I have enjoyed working at The Nest and being around the students because I recall what it was like to be a newcomer to the country and being put into a public school system while speaking no English. When I first arrived in America, I spent a year in public school, and no one bothered to make sure I understood what was going on or even acknowledged my existence. I went to my lessons and sat in the corner reading a French and English dictionary. I was lucky enough to receive a scholarship from a family friend to attend a private school where I spent my days learning 1st-5th grade subjects with one teacher or volunteers. Because of their encouragement and assistance, I was able to earn and be part of the AB junior honors society throughout middle school and graduate high school with a 3.9 GPA. The students here will be able to succeed and be some of the first in their family to graduate thanks to the work of the Nest Academy. I am confident that these students are receiving the personal attention they require to achieve, and I am grateful to have been a part of it!
My name is Elodie Deneassembaye, and I am a junior at Queens University of Charlotte majoring in Human Service Studies with a French minor. This semester I have had the privilege of interning with The Nest Academy!
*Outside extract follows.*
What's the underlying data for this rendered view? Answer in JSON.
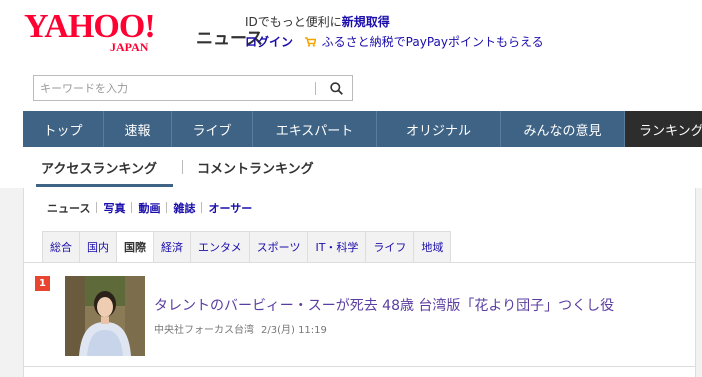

Part of the reason The Nest resonates with me so strongly is my own personal story. I was born in Chad, but raised in Cameroon until I became a refugee and moved to the United States of America in 2010. Due to the civil war in Chad, I had to flee to Cameroon, where my mother’s parents had found safety. My mother, siblings, and I had to walk to Cameroon, leaving my father behind, as we had no idea if he was even still alive. When I was in Cameroon, I had to assist my mother in raising my siblings by selling food or begging on the street for money so that my family and I could eat and pay for our education. Things were difficult, but I never gave up because I promised my mother when I was three years old that I would go to school and receive an education that no one in my family had received before. Females, in particular, were not educated in my family because it was presumed that they would stay at home, have children, and take care of the house. My mother worked hard to ensure that I would be the first woman in fmaily history to go to school and the first generation to complete a college education. My mother, as a refugee in Cameroon, made it a point to ask for us to be relocated so that my siblings and I might have a better education and future. We then moved to America, where we didn’t speak the language.